Rep. Tom Reynolds (R-NY) is in a tight race for reelection and he's chairman of the NRCC, the Republican House campaign committee. He's in charge of the effort to keep the majority.
What's the number one thing on his mind right now? I doubt it's the NRCC or even his race for reelection. I think Reynolds is, to put it mildly, distracted right now.
How about Denny Hastert and John Boehner? I don't see them going on shows or making any public appearances for a while. They'll get asked awkward and possibly unanswerable questions about Foleygate.
I think that last paragraph in particular is an obvious but nonetheless astute observation. Any House Republican, but particularly a member of the leadership, is going to be really hampered in trying to tout the Congress's "accomplishments" in the term recently ended, at least on television. Very few of the talking heads on cable are going to let the Foley sex scandal be swept under the rug by some politician who may in fact have known months ago about Foley's transgressions with House pages and did nothing about it. Sex sells, and the cable nets know it and need it. Fox's ratings fell 28% this year from last, the largest drop among the three main cable networks (MSNBC was down 12% and CNN down 21%). They all need a ratings bump, and scandal does that better than anything else.
I watched Bob Woodward on "60 Minutes" tonight (video and transcript here). The only startling revelation I saw was a chart (classified "SECRET") showing the number of attacks on American forces increasing over the past three years:
Reporter: Woodward says that's the most important measure of violence in iraq, and he unearthed this graph– classified secret– that shows those attacks have increased dramatically over the last three years.
Woodward: Getting to the point now where there are 800, 900 attacks a week. That's more than 100 a day. Four attacks an hour, attacking our forces.
One can assume that all the Bush supporters will froth at the mouth, saying "anyone can create a chart with the word "SECRET" on it," which is true enough. However, I think Woodward is smarting from the criticism he's gotten over the past several months about his role in the Plame leak case, and also from the criticism his first two books about the Bush Administration ("Plan of Attack" and "Bush at War") received. Those two books were derided as very sympathetic to Bush, Cheney, and Woodward's other sources within the Administration, as though Woodward had suspended his journalistic skepticism.
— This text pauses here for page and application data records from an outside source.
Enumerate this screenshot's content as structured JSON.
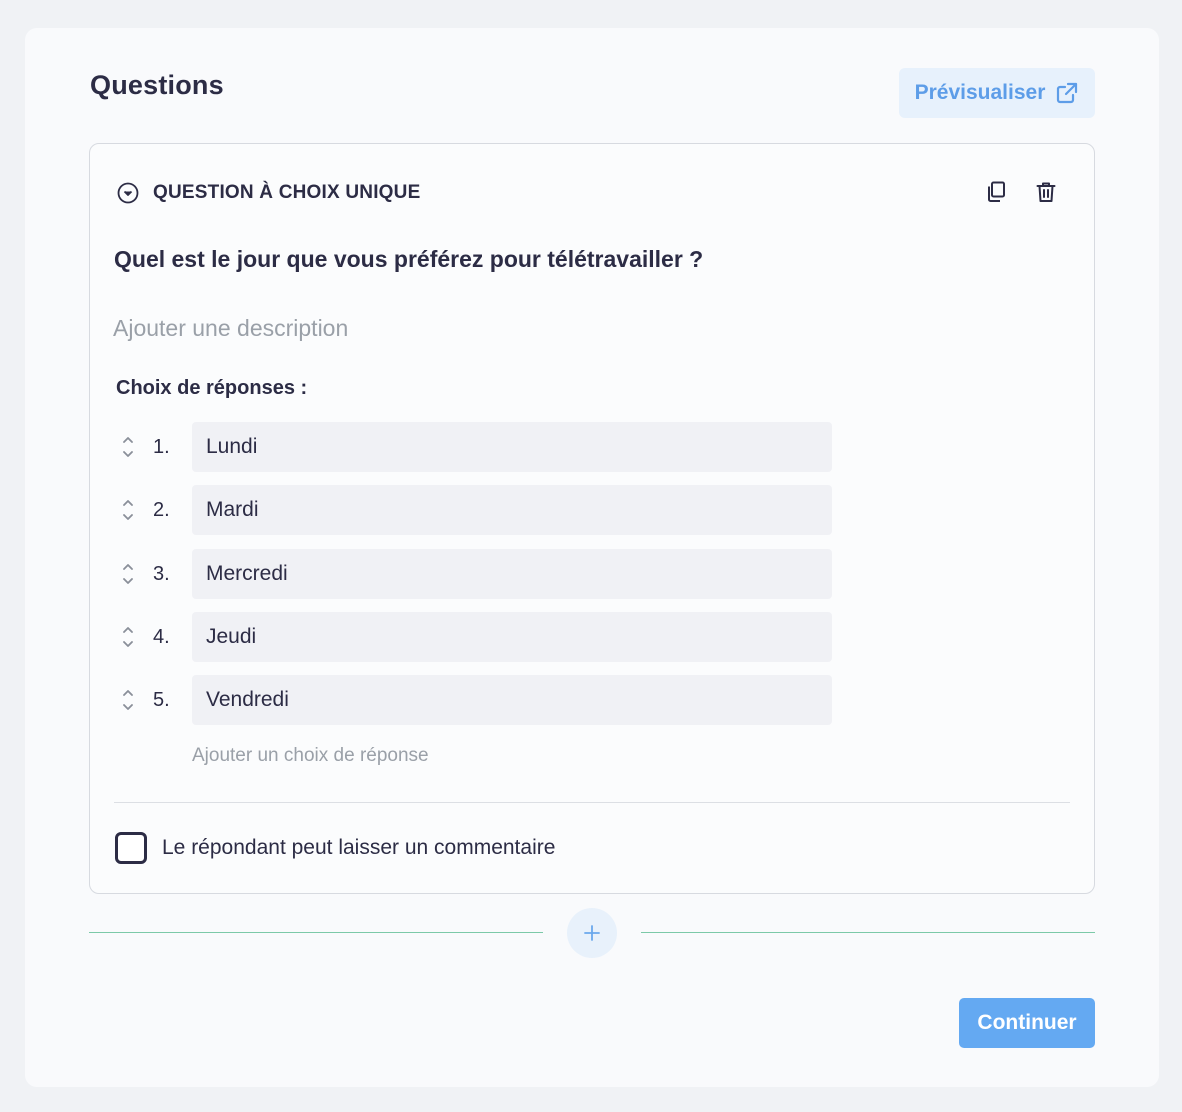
{
  "page": {
    "title": "Questions",
    "preview_label": "Prévisualiser"
  },
  "question": {
    "type_label": "QUESTION À CHOIX UNIQUE",
    "text": "Quel est le jour que vous préférez pour télétravailler ?",
    "description_placeholder": "Ajouter une description",
    "choices_label": "Choix de réponses :",
    "choices": [
      {
        "number": "1.",
        "value": "Lundi"
      },
      {
        "number": "2.",
        "value": "Mardi"
      },
      {
        "number": "3.",
        "value": "Mercredi"
      },
      {
        "number": "4.",
        "value": "Jeudi"
      },
      {
        "number": "5.",
        "value": "Vendredi"
      }
    ],
    "add_choice_label": "Ajouter un choix de réponse",
    "comment_label": "Le répondant peut laisser un commentaire",
    "comment_checked": false
  },
  "footer": {
    "continue_label": "Continuer"
  },
  "icons": {
    "type": "chevron-down-circle-icon",
    "duplicate": "copy-icon",
    "delete": "trash-icon",
    "preview": "external-link-icon",
    "drag": "drag-handle-icon",
    "add": "plus-icon"
  },
  "colors": {
    "accent": "#64a9f2",
    "accent_light": "#e7f1fc",
    "text": "#2c2c45",
    "muted": "#9aa0a8",
    "separator": "#7cc9a8"
  }
}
I think the chart's real, and it serves as one more example of the lies the Administration continues to peddle (everything's fine, they've got an elected government now, the Iraqi forces are standing up, and blah blah blah).